Earlier this week Devonté Hynes, the shapeshifting artist behind the spacey R&B project Blood Orange, released the heavily anticipated new album Freetown Sound several days ahead of schedule, the latest surprise move in a career built on them. But perhaps the most surprising thing of all about Hynes is that we’re still talking about a guy who first introduced himself to the world 10 years ago while playing in a band called Test Icicles.

While it sounds like a joke cut from Beavis & Butt-head for being too obvious, Test Icicles were a heavily hyped (for about five minutes) UK dance-punk group in the tradition of Bloc Party and the Rapture, but without the indelible songs. They split shortly after the release of their one and only album For Screening Purposes Only. Hynes, who played synths and guitars and occasionally sang, later wrote the whole thing off as a youthful indiscretion, telling the NME that even he didn’t care for their album.

Hynes was born and raised in England, but for his first reinvention, he got as far away from home, both physically and sonically, as possible: He moved to Omaha, Nebraska, to record Falling Off the Lavender Bridge, the lush-folk rock debut from his moniker Lightspeed Champion. Working with Bright Eyes producer Mike Mogis and other players from the then-peaking Omaha scene, Hynes made some lovely sonic methadone for Bright Eyes fans who felt that Conor Oberst just wasn’t making enough music. It was rollicking, heartfelt and sweet, with the bonus of song titles like “Everyone I Know Is Listening to Crunk.”

The album made Hynes a darling of the British press, and he used the increased exposure to indulge in a variety of extravagantly nerdy pursuits—covering the theme from Star Wars (sometimes in costume), releasing his own comic book, contributing to several anthologies and even releasing an EP of acoustic Green Day covers. (Fun fact: the latter was recorded with members of his touring band, including the then-unknown Florence Welch.) 

Like the eternally restless teenager that he is, Hynes grew tired of Lightspeed Champion and decided to move in a more R&B and electronic direction with his new project Blood Orange, which made a tentative, low-key debut with 2011's Coastal Grooves. Around then he also started writing and producing for Britney Spears, Solange, Florence and the Machine, Sky Ferreira, Theophilus London and Kylie Minogue. The increased industry exposure raised expectations for the Blood Orange follow-up, and he delivered with the genre-bursting 2013 album Cupid Deluxe.
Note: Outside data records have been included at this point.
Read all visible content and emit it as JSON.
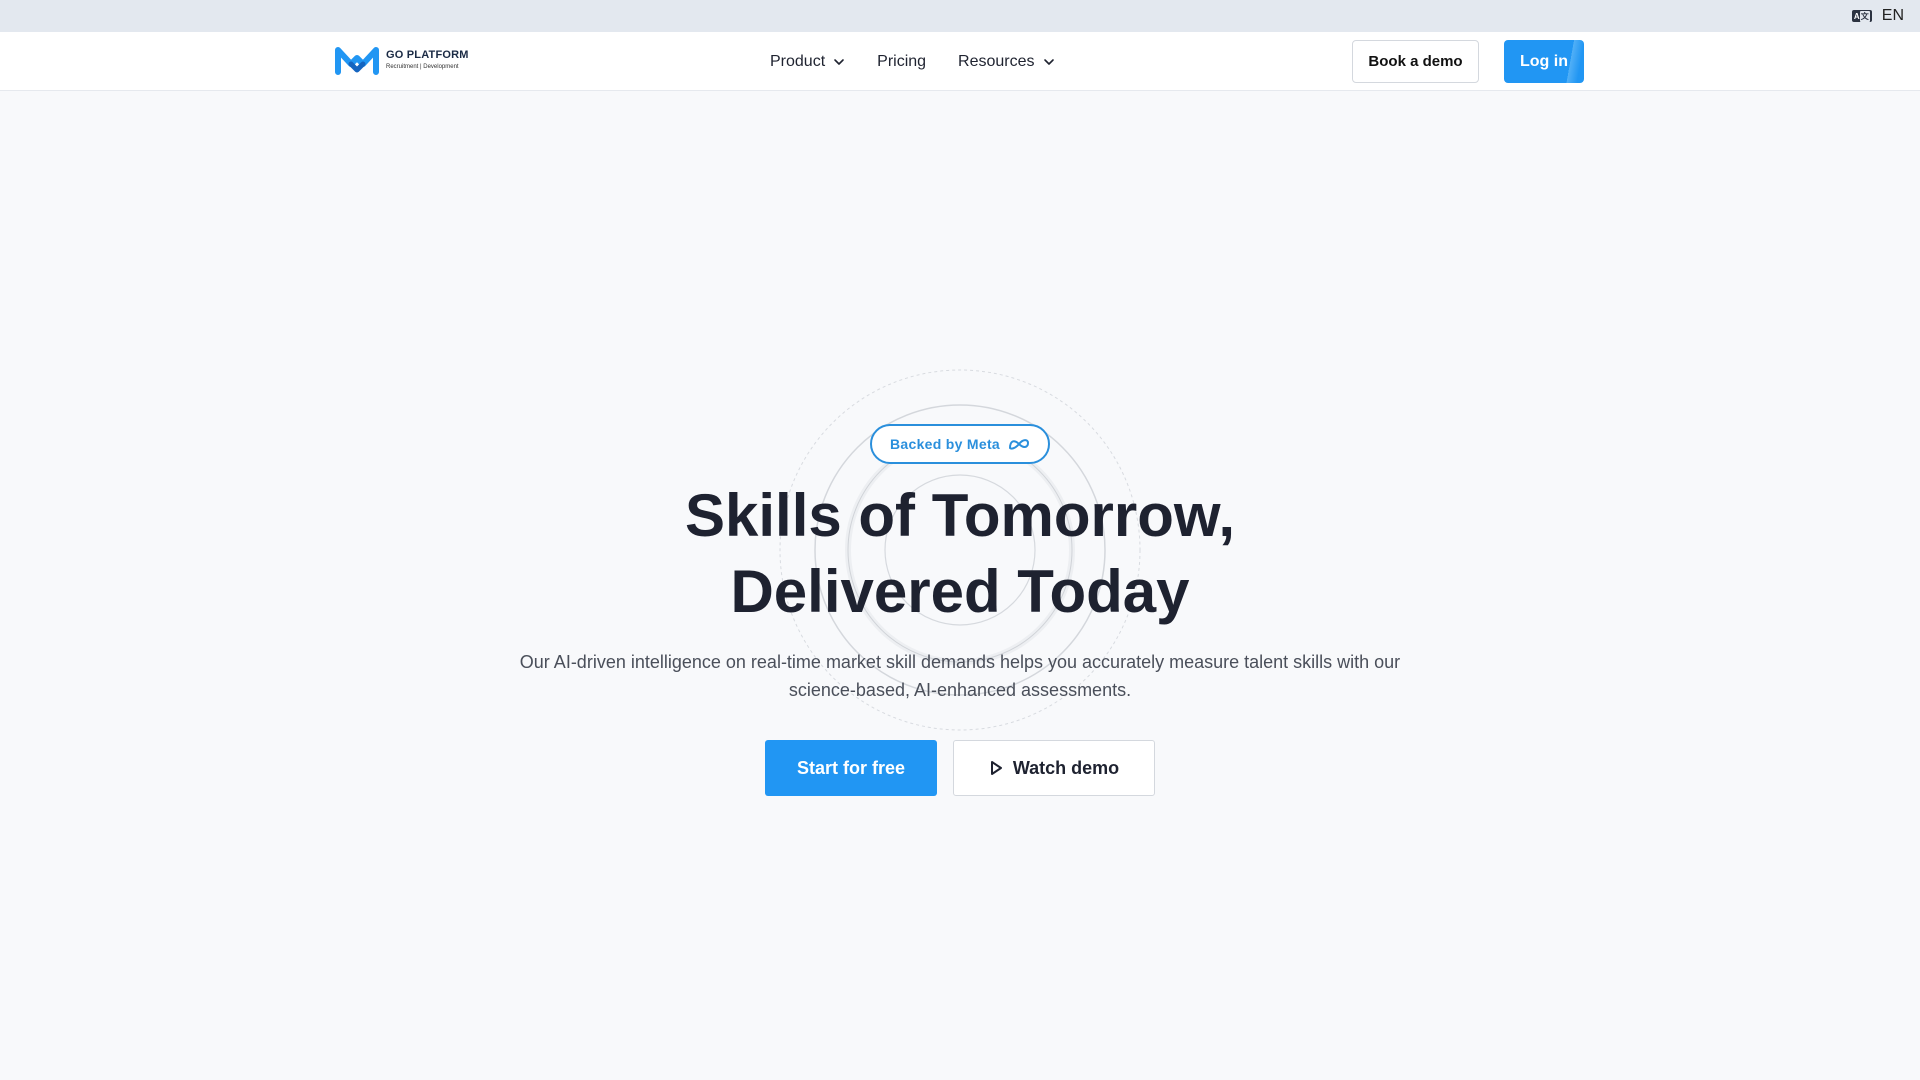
{
  "utility_bar": {
    "language_icon": "translate-icon",
    "language": "EN"
  },
  "nav": {
    "logo": {
      "title": "GO PLATFORM",
      "subtitle": "Recruitment | Development"
    },
    "links": [
      {
        "label": "Product",
        "has_dropdown": true
      },
      {
        "label": "Pricing",
        "has_dropdown": false
      },
      {
        "label": "Resources",
        "has_dropdown": true
      }
    ],
    "book_demo_label": "Book a demo",
    "login_label": "Log in"
  },
  "hero": {
    "badge": "Backed by Meta",
    "badge_icon": "meta-logo-icon",
    "title_line1": "Skills of Tomorrow,",
    "title_line2": "Delivered Today",
    "subtitle_line1": "Our AI-driven intelligence on real-time market skill demands helps you accurately measure talent skills with our",
    "subtitle_line2": "science-based, AI-enhanced assessments.",
    "primary_cta": "Start for free",
    "secondary_cta": "Watch demo",
    "secondary_cta_icon": "play-icon"
  },
  "colors": {
    "brand_blue": "#2196f3",
    "badge_blue": "#2a8fdc",
    "heading": "#1e2230",
    "page_background": "#f8f9fb",
    "utility_bar": "#e3e8ef"
  }
}
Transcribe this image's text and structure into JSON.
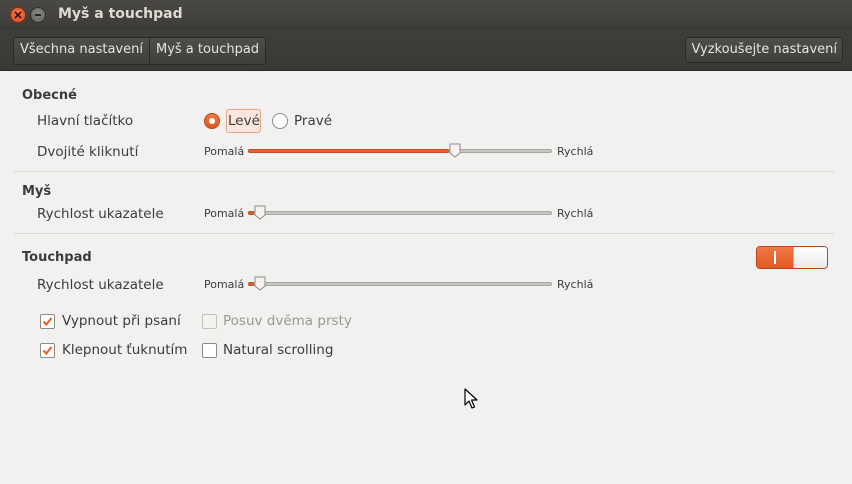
{
  "window": {
    "title": "Myš a touchpad"
  },
  "toolbar": {
    "breadcrumbs": [
      "Všechna nastavení",
      "Myš a touchpad"
    ],
    "test_button": "Vyzkoušejte nastavení"
  },
  "general": {
    "title": "Obecné",
    "primary_button": {
      "label": "Hlavní tlačítko",
      "options": [
        "Levé",
        "Pravé"
      ],
      "selected": "Levé"
    },
    "double_click": {
      "label": "Dvojité kliknutí",
      "min": "Pomalá",
      "max": "Rychlá",
      "value": 0.66
    }
  },
  "mouse": {
    "title": "Myš",
    "pointer_speed": {
      "label": "Rychlost ukazatele",
      "min": "Pomalá",
      "max": "Rychlá",
      "value": 0.02
    }
  },
  "touchpad": {
    "title": "Touchpad",
    "enabled": true,
    "pointer_speed": {
      "label": "Rychlost ukazatele",
      "min": "Pomalá",
      "max": "Rychlá",
      "value": 0.02
    },
    "options": {
      "disable_while_typing": {
        "label": "Vypnout při psaní",
        "checked": true
      },
      "two_finger_scroll": {
        "label": "Posuv dvěma prsty",
        "checked": false,
        "disabled": true
      },
      "tap_to_click": {
        "label": "Klepnout ťuknutím",
        "checked": true
      },
      "natural_scrolling": {
        "label": "Natural scrolling",
        "checked": false
      }
    }
  },
  "colors": {
    "accent": "#e6632e",
    "titlebar": "#3c3b37",
    "background": "#f2f1f0"
  }
}
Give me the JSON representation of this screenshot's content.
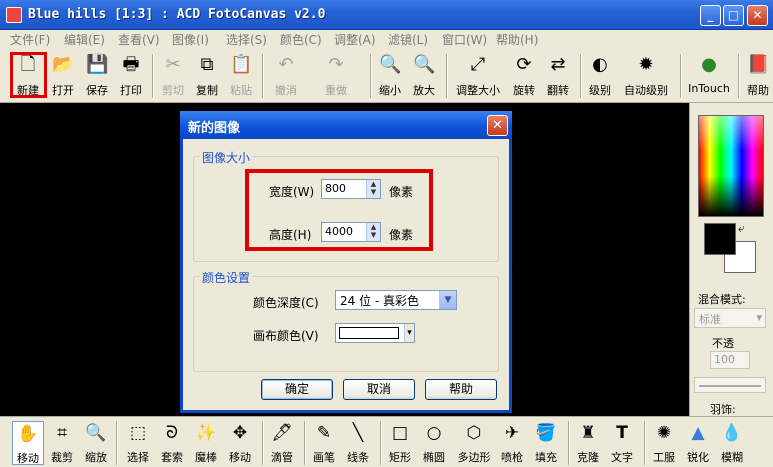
{
  "window": {
    "title": "Blue hills [1:3] : ACD FotoCanvas v2.0",
    "controls": [
      "_",
      "□",
      "✕"
    ]
  },
  "menu": [
    "文件(F)",
    "编辑(E)",
    "查看(V)",
    "图像(I)",
    "选择(S)",
    "颜色(C)",
    "调整(A)",
    "滤镜(L)",
    "窗口(W)",
    "帮助(H)"
  ],
  "toolbar": [
    {
      "label": "新建",
      "icon": "🗋"
    },
    {
      "label": "打开",
      "icon": "📂"
    },
    {
      "label": "保存",
      "icon": "💾"
    },
    {
      "label": "打印",
      "icon": "🖶"
    },
    {
      "label": "剪切",
      "icon": "✂"
    },
    {
      "label": "复制",
      "icon": "⧉"
    },
    {
      "label": "粘贴",
      "icon": "📋"
    },
    {
      "label": "撤消",
      "icon": "↶"
    },
    {
      "label": "重做",
      "icon": "↷"
    },
    {
      "label": "缩小",
      "icon": "🔍"
    },
    {
      "label": "放大",
      "icon": "🔍"
    },
    {
      "label": "调整大小",
      "icon": "⤢"
    },
    {
      "label": "旋转",
      "icon": "⟳"
    },
    {
      "label": "翻转",
      "icon": "⇄"
    },
    {
      "label": "级别",
      "icon": "◐"
    },
    {
      "label": "自动级别",
      "icon": "✹"
    },
    {
      "label": "InTouch",
      "icon": "●"
    },
    {
      "label": "帮助",
      "icon": "📕"
    }
  ],
  "right_panel": {
    "blend_label": "混合模式:",
    "blend_value": "标准",
    "opacity_label": "不透",
    "opacity_value": "100",
    "feather_label": "羽饰:"
  },
  "tools": [
    {
      "label": "移动",
      "icon": "✋"
    },
    {
      "label": "裁剪",
      "icon": "⌗"
    },
    {
      "label": "缩放",
      "icon": "🔍"
    },
    {
      "label": "选择",
      "icon": "⬚"
    },
    {
      "label": "套索",
      "icon": "ᘐ"
    },
    {
      "label": "魔棒",
      "icon": "✨"
    },
    {
      "label": "移动",
      "icon": "✥"
    },
    {
      "label": "滴管",
      "icon": "🖋"
    },
    {
      "label": "画笔",
      "icon": "✎"
    },
    {
      "label": "线条",
      "icon": "╲"
    },
    {
      "label": "矩形",
      "icon": "□"
    },
    {
      "label": "椭圆",
      "icon": "○"
    },
    {
      "label": "多边形",
      "icon": "⬡"
    },
    {
      "label": "喷枪",
      "icon": "✈"
    },
    {
      "label": "填充",
      "icon": "🪣"
    },
    {
      "label": "克隆",
      "icon": "♜"
    },
    {
      "label": "文字",
      "icon": "T"
    },
    {
      "label": "工服",
      "icon": "✺"
    },
    {
      "label": "锐化",
      "icon": "▲"
    },
    {
      "label": "模糊",
      "icon": "💧"
    }
  ],
  "dialog": {
    "title": "新的图像",
    "size_group": "图像大小",
    "width_label": "宽度(W)",
    "width_value": "800",
    "width_unit": "像素",
    "height_label": "高度(H)",
    "height_value": "4000",
    "height_unit": "像素",
    "color_group": "颜色设置",
    "depth_label": "颜色深度(C)",
    "depth_value": "24 位 - 真彩色",
    "canvas_label": "画布颜色(V)",
    "ok": "确定",
    "cancel": "取消",
    "help": "帮助"
  }
}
For the sprawling, 17-track Freetown Sound, Hynes has recruited guests including Carly Rae Jepsen, Debbie Harry, Lorely Rodriquez (Empress Of) and even writer Ta-Nehisi Coates—who a youthful reflection on dressing like you’re always ready for a fight on “Love Ya"—for a collection that mixes languids jams, ‘80s inspired keyboard hooks and lyrics that touch upon everything from sexual fluidity to Black Lives Matter. Hynes, who plays most of the instruments here, throws enough elements in the mix to keep things from getting too chilled-out, such as the forceful backbeats on "Augustine,” the uplifting choir vocals on “By Ourselves” and the popping bass and Rick James-worthy synths on “Juicy 1-4,” but overall he’s making deeply layered head-trip music here—music for when the world seems insane and pillows of sighing R&B goth keyboards and world-weary sweet nothings are the only thing that can bring you back.

Though he’s shown he knows how to write a pop banger with the best of them, there’s not much here for the dancefloor, though the Nelly Furtado duet on “Hadron Collider” is the prom song America’s art magnet high schools deserve. 

Listening to the album, it’s hard to shake the sense that Hynes is exploring every possible iteration of the Blood Orange sound he can think of—touching upon every idea important to him before he moves on to the next thing. But maybe it will turn out that he’s just getting started, which, given his history, would be the biggest surprise of all.